RENTON, Wash. — NASA announced yet another launch delay for the James Webb Space Telescope June 27, pushing the flagship observatory’s launch to no earlier than late March 2021 while breaking a cost cap set by Congress.
NASA said it was now aiming for a launch of the telescope on March 30, 2021, nearly a year later than the May 2020 date that the agency announced three months earlier. That date came after a delay announced last September that moved the mission’s launch from October 2018 to the spring of 2019.
NASA also announced a new development cost estimate of $8.8 billion, which is 10 percent above the $8 billion cost cap established by Congress during a “re-plan” of the mission several years ago. The overall lifecycle cost of the mission, which includes operations after launch for at least five years, is $9.66 billion.
The new development cost breaches the cost cap, which will require Congress to formally reauthorize the mission. NASA Associate Administrator Steve Jurczyk said in a media teleconference that the agency had filed a final breach report with Congress earlier this week because of both the cost and schedule slip and would seek formal reauthorization as part of the fiscal year 2019 appropriations process.
“I think it’s too early to really give an exact sense of what’s happening there,” said Thomas Zurbuchen, NASA associate administrator for science, of congressional reaction to the latest delay. He said his meetings gave the impression that Congress thought the science of JWST was still compelling, but it was premature to further assess the mood on Capitol Hill.
Jurczyk said NASA would need $837 million in additional funding in the “outyears” beyond 2019 compared to the administration’s fiscal year 2019 budget request published in February. The agency is currently working on its fiscal year 2020 proposal, he said, but didn’t indicate how much additional funding he expected NASA would need in 2020 versus later years.

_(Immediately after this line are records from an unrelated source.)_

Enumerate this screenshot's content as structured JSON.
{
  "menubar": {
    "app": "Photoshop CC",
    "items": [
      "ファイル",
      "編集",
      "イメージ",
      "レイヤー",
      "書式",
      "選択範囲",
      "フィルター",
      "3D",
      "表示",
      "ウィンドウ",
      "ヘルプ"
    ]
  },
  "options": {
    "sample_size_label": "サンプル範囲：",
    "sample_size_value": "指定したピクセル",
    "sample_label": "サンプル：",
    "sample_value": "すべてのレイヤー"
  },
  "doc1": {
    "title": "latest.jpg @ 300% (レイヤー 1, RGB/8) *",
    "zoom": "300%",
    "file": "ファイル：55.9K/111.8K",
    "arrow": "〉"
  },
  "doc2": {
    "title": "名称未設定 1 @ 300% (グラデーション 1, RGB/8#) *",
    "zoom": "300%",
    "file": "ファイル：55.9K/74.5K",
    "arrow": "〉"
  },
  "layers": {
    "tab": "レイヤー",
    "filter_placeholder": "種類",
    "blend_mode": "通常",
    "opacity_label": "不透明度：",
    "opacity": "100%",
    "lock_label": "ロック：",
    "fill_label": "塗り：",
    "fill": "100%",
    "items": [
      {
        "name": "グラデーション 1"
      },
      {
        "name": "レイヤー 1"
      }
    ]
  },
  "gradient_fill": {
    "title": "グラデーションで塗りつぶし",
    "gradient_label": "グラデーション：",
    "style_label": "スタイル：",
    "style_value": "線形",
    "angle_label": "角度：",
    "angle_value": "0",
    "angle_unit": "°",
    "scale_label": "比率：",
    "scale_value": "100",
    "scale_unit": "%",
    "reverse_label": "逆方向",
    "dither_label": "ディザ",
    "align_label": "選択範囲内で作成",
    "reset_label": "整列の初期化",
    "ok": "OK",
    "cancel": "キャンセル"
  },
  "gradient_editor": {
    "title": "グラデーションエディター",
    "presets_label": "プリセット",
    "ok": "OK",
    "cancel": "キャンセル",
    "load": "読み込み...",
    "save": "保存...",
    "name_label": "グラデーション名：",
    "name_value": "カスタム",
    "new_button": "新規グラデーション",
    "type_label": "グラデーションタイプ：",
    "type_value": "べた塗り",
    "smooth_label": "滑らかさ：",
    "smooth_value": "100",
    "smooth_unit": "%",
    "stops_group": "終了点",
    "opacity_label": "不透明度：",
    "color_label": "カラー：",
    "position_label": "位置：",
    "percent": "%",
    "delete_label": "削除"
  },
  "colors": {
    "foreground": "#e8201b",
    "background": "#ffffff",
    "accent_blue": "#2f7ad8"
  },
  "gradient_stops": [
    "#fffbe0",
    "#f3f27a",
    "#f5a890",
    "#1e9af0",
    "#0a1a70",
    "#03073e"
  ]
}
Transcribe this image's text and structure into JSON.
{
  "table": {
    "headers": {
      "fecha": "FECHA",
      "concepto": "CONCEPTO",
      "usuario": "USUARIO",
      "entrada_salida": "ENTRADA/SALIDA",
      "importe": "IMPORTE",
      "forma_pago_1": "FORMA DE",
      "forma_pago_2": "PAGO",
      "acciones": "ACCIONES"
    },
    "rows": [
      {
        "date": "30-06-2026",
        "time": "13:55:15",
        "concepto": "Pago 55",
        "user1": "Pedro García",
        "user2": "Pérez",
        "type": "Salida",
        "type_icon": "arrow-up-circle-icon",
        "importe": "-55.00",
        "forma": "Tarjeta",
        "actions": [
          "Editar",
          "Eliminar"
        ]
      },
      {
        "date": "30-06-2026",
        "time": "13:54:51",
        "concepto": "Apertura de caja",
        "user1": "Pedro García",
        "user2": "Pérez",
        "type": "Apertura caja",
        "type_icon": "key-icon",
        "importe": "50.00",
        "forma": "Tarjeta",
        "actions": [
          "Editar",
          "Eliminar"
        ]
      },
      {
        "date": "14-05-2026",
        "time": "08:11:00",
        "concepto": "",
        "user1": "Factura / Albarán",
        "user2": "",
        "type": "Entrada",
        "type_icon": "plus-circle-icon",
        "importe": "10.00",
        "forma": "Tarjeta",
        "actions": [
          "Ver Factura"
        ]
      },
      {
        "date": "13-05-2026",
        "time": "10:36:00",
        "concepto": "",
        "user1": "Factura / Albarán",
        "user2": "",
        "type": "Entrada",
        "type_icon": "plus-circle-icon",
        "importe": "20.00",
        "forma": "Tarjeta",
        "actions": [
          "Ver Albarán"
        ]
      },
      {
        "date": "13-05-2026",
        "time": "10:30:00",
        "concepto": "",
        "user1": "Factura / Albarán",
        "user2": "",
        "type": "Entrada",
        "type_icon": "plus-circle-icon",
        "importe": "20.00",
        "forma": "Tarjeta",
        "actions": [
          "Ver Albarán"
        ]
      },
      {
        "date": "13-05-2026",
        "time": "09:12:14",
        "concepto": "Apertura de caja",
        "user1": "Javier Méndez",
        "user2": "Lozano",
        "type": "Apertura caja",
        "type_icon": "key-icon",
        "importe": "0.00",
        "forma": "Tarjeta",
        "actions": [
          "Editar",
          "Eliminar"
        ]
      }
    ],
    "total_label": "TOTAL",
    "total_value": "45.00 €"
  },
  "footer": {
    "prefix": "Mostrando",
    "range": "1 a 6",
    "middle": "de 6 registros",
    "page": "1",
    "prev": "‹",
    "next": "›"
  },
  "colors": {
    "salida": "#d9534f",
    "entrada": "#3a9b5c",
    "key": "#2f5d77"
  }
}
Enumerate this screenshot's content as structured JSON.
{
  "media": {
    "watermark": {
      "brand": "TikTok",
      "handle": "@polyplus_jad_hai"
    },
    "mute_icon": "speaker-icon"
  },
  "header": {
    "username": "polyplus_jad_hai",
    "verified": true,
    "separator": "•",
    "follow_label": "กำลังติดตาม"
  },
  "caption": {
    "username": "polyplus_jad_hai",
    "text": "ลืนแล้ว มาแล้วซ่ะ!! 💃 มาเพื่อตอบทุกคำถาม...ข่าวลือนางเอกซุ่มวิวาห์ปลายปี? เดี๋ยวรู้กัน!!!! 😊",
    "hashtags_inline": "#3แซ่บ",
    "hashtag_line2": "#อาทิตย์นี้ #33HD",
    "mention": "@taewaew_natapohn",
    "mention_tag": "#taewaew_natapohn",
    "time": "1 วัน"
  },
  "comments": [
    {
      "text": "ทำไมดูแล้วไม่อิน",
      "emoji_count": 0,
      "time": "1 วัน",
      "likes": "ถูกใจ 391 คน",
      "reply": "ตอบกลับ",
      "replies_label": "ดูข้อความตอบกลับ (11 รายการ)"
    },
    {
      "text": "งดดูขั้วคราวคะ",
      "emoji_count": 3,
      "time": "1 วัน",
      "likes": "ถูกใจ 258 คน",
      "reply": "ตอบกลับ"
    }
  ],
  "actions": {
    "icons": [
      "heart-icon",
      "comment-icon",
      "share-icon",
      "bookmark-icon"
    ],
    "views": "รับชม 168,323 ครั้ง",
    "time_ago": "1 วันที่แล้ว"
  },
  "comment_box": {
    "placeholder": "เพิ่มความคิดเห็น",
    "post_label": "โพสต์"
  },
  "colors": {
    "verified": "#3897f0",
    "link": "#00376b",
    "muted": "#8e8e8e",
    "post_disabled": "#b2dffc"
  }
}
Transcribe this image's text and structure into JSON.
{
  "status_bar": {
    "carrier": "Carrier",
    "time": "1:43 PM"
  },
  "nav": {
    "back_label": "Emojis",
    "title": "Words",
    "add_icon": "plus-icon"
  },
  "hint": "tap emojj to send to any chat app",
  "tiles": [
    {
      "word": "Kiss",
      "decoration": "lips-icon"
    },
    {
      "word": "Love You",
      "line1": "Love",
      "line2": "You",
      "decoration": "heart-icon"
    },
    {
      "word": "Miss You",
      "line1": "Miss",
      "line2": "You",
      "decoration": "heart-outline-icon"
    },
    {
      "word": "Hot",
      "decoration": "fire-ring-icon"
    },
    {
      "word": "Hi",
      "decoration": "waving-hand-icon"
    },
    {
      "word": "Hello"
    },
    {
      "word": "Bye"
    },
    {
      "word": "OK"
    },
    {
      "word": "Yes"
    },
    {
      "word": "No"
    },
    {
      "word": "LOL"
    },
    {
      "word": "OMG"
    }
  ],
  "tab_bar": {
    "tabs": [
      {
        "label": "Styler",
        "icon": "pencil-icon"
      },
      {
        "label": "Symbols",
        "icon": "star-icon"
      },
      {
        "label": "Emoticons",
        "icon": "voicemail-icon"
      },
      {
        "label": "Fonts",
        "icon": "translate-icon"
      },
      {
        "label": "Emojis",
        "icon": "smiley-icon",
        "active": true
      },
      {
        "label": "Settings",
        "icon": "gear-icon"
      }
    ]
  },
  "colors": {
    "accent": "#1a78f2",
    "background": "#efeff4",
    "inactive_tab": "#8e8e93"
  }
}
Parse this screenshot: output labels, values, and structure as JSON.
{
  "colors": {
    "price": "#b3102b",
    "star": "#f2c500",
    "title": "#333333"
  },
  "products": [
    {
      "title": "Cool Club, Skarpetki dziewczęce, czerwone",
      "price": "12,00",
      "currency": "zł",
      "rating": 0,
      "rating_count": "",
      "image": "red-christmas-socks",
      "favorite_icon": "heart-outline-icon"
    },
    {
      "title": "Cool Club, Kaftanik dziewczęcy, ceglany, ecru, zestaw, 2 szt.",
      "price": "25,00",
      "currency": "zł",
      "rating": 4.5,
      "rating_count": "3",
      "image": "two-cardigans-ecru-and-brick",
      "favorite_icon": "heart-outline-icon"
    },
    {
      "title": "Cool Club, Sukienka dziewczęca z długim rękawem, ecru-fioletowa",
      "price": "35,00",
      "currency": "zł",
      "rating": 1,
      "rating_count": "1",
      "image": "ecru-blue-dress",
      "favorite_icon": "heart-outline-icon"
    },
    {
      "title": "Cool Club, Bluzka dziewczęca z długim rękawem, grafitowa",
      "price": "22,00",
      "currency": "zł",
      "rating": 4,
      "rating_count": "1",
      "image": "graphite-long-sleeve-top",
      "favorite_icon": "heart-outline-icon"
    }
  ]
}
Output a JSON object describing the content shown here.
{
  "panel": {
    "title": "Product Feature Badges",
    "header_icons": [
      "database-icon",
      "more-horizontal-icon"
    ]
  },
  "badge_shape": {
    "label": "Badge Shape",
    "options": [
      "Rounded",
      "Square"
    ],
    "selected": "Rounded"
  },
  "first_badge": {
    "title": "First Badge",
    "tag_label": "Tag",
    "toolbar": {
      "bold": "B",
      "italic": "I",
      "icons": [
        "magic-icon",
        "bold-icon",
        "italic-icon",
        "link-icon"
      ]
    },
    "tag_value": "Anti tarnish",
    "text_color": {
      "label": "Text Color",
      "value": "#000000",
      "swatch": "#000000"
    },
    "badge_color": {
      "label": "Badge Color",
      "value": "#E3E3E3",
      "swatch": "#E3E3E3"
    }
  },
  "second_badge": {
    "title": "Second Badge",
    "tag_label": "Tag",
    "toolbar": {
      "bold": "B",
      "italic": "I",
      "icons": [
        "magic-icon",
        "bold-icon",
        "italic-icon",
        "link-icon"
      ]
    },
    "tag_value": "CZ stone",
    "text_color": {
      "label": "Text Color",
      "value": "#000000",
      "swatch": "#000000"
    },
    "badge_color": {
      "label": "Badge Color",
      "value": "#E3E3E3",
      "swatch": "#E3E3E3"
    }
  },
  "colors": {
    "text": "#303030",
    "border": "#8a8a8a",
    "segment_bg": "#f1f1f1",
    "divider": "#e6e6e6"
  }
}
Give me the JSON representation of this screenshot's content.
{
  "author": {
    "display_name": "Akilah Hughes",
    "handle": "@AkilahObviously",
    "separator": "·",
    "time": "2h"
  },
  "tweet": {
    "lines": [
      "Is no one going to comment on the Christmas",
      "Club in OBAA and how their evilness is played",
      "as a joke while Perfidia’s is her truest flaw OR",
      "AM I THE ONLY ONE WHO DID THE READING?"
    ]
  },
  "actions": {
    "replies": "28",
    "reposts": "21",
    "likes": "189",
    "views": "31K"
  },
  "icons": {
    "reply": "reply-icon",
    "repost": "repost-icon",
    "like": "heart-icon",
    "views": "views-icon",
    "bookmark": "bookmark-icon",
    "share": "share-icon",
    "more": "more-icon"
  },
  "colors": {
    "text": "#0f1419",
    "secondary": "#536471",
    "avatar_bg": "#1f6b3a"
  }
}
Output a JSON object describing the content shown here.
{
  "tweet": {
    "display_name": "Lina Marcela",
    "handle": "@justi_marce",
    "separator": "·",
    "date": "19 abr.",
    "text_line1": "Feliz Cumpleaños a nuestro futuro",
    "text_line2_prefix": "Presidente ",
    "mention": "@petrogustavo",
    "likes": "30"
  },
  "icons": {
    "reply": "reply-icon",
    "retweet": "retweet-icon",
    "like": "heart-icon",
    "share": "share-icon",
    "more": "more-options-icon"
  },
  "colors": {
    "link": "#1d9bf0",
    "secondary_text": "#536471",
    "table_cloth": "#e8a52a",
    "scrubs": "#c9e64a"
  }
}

The revised schedule and cost came after the completion of an independent review board that NASA chartered in March. That report offered about 30 recommendations that NASA had accepted to revise the development of JWST and its oversight of work at prime contractor Northrop Grumman.
“It was our assessment that there was still too much optimism built into the schedule,” said the board’s chair, Tom Young, even after the previous slip to May 2020. “We implemented in our view a more realistic assessment as to the time it would take to do these various events.”
Another factor was a problem discovered during an acoustics test at the end of April that caused fasteners in the spacecraft’s sunshield to come loose. That has caused a delay “something in the neighborhood of” six months, he said, to study the problem and retrieve fasteners that came loose inside the spacecraft.
The two-and-a-half-year delay in the JWST has five root causes, Young said, including human errors, embedded problems, lack of experience in new technologies like the sunshield, excessive optimism and systems complexity.
One such example of human error was damage to spacecraft valves when workers used the wrong solvent to clean them, having failed to check with the vendor. Such human errors, he said, accounted for 18 months of schedule delay and $600 million in additional costs.
Maintaining the new schedule requires implementing measures to minimize human errors and to identify other embedded problems with the spacecraft, according to Young. “If the recommendations on human errors and the recommendations on embedded problems are rigorously implemented, which I expect they will be, then I think we have a very high probability” of preventing problems that would have a significant schedule impact, he said.
Young, though, said that there was no reason to reconsider flying the mission at all. “JWST should continue because of the compelling science and because of JWST’s national importance,” he said.